- **EXERCISE**: Where a line below holds the string "Favorim", that line goes into the answer.

- **EXTRACTED RECORDS**:
--

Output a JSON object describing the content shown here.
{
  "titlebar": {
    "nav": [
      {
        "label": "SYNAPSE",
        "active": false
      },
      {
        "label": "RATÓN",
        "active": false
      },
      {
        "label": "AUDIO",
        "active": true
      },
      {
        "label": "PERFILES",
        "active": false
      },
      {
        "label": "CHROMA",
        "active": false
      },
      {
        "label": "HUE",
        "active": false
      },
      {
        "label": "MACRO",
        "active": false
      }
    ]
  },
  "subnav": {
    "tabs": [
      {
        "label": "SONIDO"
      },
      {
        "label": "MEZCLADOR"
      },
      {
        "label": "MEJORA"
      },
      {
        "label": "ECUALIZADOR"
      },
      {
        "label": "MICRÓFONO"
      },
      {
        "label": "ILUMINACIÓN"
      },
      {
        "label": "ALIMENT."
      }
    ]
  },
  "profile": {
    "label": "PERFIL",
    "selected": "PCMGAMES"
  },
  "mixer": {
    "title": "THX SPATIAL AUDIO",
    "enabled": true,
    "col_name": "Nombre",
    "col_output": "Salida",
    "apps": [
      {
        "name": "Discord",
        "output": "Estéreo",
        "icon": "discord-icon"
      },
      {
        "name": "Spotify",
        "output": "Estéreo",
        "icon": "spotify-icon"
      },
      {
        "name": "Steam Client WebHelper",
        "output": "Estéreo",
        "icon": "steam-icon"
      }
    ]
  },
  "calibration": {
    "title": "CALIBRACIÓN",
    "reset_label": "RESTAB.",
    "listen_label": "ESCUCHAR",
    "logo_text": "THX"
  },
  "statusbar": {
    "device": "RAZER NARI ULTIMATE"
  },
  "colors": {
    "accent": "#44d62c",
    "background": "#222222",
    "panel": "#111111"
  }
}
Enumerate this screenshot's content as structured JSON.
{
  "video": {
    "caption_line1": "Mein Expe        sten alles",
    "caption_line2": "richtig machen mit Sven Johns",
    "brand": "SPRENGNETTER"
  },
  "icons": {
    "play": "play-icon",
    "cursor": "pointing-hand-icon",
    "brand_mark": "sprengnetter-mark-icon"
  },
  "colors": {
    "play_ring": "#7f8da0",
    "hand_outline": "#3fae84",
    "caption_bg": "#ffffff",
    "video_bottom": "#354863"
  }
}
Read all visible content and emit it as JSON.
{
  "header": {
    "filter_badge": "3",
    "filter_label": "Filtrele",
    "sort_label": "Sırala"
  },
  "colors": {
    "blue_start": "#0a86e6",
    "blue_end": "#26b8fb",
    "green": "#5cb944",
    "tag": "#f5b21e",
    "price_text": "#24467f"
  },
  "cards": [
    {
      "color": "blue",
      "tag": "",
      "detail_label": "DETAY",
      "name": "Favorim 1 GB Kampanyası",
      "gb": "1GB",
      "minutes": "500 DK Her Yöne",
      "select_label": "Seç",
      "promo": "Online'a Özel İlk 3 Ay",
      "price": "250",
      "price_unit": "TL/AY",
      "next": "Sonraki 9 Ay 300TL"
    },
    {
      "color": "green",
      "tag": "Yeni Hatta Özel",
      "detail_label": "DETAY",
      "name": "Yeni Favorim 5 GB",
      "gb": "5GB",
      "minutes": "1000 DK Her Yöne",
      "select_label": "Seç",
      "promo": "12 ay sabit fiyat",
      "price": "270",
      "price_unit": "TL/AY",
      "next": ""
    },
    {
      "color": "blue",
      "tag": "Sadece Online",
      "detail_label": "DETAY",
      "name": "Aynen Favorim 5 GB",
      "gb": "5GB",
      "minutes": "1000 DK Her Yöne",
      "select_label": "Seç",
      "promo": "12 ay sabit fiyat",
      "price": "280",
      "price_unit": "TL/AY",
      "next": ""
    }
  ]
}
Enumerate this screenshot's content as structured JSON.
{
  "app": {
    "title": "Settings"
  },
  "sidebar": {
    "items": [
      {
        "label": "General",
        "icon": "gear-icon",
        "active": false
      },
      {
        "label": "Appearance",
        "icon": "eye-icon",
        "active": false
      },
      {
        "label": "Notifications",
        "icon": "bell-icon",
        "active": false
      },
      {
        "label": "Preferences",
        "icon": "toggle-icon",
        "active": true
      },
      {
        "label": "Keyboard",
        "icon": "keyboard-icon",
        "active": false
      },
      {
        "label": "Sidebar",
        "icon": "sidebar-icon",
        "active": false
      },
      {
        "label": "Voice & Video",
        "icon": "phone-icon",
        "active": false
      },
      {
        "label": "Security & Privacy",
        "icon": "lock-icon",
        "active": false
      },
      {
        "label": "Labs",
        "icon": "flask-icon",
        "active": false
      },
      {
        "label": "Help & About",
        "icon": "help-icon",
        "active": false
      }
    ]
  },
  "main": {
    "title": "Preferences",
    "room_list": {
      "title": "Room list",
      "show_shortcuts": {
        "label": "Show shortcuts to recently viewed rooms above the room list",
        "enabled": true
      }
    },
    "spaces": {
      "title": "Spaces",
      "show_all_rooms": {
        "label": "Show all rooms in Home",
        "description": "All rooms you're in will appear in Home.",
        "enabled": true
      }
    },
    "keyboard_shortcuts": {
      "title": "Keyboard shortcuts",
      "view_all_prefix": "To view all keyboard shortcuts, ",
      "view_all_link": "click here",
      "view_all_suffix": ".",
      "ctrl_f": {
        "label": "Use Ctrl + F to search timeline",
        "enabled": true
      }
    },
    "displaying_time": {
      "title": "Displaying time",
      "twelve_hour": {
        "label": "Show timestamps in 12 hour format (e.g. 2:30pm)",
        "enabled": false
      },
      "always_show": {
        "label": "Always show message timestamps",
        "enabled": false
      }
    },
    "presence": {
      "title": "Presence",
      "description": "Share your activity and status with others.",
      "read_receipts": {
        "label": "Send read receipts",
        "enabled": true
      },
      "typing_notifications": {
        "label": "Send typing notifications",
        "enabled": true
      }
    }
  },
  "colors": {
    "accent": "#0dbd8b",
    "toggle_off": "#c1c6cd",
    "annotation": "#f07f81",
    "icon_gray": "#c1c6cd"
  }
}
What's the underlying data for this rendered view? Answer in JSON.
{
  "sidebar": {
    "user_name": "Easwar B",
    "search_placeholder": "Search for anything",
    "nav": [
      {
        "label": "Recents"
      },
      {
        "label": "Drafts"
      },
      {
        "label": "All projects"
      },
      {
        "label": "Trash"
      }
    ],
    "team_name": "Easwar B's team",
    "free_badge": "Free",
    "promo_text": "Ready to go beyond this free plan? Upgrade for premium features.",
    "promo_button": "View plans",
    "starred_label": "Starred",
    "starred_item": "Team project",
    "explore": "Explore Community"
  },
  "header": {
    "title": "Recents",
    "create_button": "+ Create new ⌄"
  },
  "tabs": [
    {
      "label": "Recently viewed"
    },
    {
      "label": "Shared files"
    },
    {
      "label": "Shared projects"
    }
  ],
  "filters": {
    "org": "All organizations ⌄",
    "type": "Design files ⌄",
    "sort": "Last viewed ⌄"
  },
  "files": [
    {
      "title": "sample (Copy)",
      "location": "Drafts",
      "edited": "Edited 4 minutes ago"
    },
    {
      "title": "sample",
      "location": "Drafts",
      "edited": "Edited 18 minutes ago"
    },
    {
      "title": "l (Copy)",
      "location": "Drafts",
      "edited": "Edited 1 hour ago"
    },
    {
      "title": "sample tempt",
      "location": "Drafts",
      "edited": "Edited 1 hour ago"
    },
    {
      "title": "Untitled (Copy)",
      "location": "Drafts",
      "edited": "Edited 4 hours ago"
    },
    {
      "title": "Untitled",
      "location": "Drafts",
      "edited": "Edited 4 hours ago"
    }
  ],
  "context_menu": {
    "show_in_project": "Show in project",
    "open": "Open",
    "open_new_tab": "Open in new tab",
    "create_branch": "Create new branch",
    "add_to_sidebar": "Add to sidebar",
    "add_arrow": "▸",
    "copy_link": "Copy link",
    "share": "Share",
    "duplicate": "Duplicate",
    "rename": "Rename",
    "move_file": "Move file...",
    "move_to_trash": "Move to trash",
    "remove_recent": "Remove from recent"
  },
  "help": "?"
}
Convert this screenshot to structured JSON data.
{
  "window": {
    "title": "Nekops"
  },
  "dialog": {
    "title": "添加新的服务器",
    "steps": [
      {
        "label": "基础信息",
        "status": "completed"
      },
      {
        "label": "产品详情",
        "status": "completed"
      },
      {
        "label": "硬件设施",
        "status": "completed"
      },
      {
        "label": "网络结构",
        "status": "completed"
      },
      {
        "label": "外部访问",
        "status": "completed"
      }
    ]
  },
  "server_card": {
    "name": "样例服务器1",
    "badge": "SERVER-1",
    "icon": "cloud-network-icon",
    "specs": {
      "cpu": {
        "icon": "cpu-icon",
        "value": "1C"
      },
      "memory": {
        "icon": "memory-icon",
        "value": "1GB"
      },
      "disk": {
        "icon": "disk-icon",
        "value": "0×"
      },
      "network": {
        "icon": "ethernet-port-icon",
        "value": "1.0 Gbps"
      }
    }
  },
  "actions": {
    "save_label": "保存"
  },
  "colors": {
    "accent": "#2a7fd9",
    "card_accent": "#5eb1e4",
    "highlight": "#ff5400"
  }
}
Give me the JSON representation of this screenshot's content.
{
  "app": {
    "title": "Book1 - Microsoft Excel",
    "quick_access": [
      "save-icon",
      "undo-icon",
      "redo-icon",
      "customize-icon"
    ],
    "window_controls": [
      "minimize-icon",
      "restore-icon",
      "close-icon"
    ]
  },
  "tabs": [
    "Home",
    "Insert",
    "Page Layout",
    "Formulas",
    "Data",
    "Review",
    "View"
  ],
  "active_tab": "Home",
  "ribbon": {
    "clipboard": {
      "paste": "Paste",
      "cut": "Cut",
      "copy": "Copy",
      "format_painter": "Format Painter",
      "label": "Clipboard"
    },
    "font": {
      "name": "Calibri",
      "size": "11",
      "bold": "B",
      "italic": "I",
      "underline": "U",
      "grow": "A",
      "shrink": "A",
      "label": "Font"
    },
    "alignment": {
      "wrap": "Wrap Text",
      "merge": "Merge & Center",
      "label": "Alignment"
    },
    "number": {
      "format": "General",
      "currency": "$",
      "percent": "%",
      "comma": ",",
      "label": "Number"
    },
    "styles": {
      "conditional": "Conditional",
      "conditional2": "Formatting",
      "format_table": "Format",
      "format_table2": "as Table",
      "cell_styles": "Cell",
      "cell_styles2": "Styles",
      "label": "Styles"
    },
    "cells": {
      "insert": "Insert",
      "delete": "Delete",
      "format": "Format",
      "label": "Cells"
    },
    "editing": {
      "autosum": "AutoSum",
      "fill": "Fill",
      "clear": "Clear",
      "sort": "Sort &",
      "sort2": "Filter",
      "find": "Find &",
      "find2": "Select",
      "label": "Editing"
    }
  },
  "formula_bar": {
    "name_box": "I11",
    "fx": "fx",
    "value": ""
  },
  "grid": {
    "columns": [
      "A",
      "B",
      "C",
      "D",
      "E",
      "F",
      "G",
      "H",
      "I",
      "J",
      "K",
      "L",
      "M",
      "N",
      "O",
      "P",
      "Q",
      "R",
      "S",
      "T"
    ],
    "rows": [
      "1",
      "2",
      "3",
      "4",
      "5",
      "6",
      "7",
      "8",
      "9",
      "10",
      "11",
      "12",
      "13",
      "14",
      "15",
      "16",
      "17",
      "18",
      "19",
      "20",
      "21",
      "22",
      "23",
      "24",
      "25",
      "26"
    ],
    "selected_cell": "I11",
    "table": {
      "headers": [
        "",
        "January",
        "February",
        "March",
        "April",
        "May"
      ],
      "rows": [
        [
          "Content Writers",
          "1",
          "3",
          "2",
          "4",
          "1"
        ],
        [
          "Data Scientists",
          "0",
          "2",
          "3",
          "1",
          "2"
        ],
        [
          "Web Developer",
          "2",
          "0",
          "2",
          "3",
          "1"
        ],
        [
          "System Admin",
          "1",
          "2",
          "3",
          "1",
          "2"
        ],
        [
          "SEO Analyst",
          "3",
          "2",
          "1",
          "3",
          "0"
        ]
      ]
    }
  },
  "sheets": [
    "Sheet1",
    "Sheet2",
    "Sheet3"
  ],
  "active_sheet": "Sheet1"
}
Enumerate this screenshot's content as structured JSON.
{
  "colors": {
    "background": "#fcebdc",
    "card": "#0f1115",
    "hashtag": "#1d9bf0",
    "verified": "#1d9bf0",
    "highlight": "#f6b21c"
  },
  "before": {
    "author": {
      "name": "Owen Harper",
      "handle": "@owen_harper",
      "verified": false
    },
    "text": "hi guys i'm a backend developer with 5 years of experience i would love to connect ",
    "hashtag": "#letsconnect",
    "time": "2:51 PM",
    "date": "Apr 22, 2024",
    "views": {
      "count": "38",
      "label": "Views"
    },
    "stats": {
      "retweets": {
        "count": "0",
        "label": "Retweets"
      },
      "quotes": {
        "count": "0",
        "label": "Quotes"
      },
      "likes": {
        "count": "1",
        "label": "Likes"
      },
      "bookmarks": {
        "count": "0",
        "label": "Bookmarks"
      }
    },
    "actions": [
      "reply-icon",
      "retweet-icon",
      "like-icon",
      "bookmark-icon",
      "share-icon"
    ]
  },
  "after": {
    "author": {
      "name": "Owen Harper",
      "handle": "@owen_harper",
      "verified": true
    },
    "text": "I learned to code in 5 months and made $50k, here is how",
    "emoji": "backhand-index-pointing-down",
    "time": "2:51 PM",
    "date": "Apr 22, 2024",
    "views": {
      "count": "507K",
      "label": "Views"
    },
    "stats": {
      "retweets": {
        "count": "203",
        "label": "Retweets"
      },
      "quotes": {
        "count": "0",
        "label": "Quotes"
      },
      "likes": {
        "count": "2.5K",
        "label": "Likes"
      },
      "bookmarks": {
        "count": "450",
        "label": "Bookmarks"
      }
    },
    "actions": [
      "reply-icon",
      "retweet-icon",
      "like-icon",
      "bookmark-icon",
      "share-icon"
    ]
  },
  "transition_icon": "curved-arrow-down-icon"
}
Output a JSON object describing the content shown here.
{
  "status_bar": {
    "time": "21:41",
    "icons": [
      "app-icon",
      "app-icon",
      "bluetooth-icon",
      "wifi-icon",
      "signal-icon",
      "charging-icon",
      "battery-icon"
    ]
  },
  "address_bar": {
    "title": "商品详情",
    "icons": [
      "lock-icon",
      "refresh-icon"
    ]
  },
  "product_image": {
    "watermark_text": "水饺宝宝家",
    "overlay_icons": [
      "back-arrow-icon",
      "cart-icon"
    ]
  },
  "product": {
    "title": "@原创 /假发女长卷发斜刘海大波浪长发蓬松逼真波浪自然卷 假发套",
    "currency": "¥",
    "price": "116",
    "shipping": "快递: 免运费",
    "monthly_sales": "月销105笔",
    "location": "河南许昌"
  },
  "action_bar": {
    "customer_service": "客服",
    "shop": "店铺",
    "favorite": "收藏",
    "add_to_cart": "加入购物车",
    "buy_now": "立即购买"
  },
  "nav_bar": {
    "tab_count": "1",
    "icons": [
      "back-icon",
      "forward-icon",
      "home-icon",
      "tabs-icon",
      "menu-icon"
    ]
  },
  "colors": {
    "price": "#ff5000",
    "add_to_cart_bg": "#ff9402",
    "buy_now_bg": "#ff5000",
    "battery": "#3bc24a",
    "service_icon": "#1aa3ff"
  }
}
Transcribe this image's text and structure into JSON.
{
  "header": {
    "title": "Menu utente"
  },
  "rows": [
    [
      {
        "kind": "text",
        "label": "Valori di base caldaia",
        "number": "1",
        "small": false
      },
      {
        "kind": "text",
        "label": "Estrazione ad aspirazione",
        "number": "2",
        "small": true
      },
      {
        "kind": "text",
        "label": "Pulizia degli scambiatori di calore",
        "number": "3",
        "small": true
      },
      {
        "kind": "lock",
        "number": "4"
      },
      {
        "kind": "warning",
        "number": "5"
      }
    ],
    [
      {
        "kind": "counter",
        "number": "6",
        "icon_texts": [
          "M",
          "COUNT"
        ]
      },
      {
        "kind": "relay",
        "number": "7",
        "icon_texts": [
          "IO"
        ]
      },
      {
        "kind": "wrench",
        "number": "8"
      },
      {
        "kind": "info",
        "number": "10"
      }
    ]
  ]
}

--

- **EXERCISE RESPONSE**:
      "name": "Favorim 1 GB Kampanyası",
      "name": "Yeni Favorim 5 GB",
      "name": "Aynen Favorim 5 GB",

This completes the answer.